Restoring the Sign of the Packhorse Hut

Department of Conservation —  11/12/2014

By Paul Mahoney, Technical Advisor (Historic)

A conservation makeover is being planned for the historic Sign of the Packhorse Hut 100 years after building first began.

Packhorse Hut. Photo: Jon Sullivan | CC BY-SA 2.0.

The Sign of the Packhorse Hut

In 1914, Christchurch conservationist Henry Ell had the Sign of the Packhorse Hut built on the spectacular Kaituna Saddle as a stopover on an 85 kilometre three-day scenic ridge walk he developed.

A century later, this spot is as popular as ever, but the hut is starting to look tired.

Over half the visitors to the Kaituna Saddle rated heritage as their top draw card to the area, so conserving this beautiful hut is especially important.

DOC’s Heritage Technical Advisor Richard Nester helped us determine our approach to preserving the hut and its heritage.

Sign of the Packhorse Hut in 1916. Photo: Christchurch City Libraries.

The open porch with arched lintel, reflect the California Bungalow style coming into vogue in 1916

Historic images can play a key role in inspiring heritage preservation so Richard delved into a wide range of archival records.

One delightful discovery was a great image of the hut interior, taken shortly after it opened and demonstrating Ell’s vision.

Reinstating some of these missing interior elements would help revive its appeal.

Interior of Packhorse Hut in 1920. Photo: Christchurch City Libraries.

Interior of Packhorse Hut in 1920

The open porch is particularly forlorn with its dilapidated uneven cobble stone floor. One option would be to fill in the porch and smooth concrete over the cobbles to create a kitchen area. However advice from modern architects was that the open porch is a key architectural feature. So we will retain the porch, and restore the cobbles.

Similarly, the natural volcanic stone walls give the interior a distinctive heritage character that is valued for its contrast to the smooth painted surfaces in modern homes.

For heritage conservation Richard is guided especially by two principles; minimise change to fabric that holds heritage character and use reversible methods for any upgrade work. That way future generations can strip out our changes if they need to.

Family visit to the Sign of the Packhorse hut. Photo:

Family visit to the Sign of the Packhorse hut

Visit the Sign of the Packhorse Hut

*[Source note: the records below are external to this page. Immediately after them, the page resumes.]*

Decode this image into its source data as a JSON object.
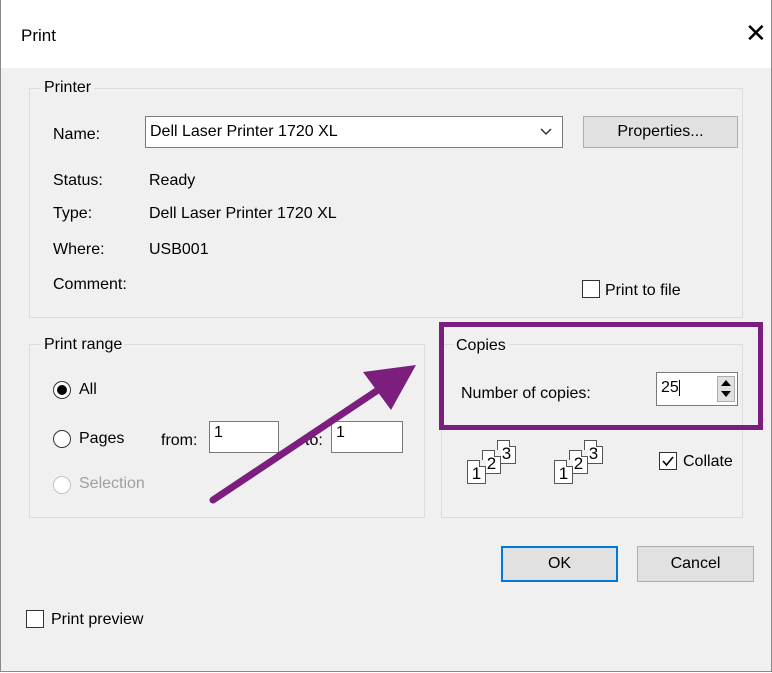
{
  "dialog": {
    "title": "Print",
    "close_glyph": "✕"
  },
  "printer": {
    "legend": "Printer",
    "name_label": "Name:",
    "name_value": "Dell Laser Printer 1720 XL",
    "properties_button": "Properties...",
    "status_label": "Status:",
    "status_value": "Ready",
    "type_label": "Type:",
    "type_value": "Dell Laser Printer 1720 XL",
    "where_label": "Where:",
    "where_value": "USB001",
    "comment_label": "Comment:",
    "print_to_file_label": "Print to file",
    "print_to_file_checked": false
  },
  "print_range": {
    "legend": "Print range",
    "all_label": "All",
    "pages_label": "Pages",
    "from_label": "from:",
    "from_value": "1",
    "to_label": "to:",
    "to_value": "1",
    "selection_label": "Selection",
    "selected": "All"
  },
  "copies": {
    "legend": "Copies",
    "number_label": "Number of copies:",
    "number_value": "25",
    "collate_label": "Collate",
    "collate_checked": true,
    "page_numbers": [
      "1",
      "2",
      "3"
    ]
  },
  "buttons": {
    "ok": "OK",
    "cancel": "Cancel"
  },
  "print_preview_label": "Print preview",
  "annotation": {
    "highlight_color": "#7b1e7e"
  }
}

The walk to the Sign of the Packhorse Hut is less than two hours from the nearest car park making it easy for a day trip or overnight visit. More information is available on the DOC website.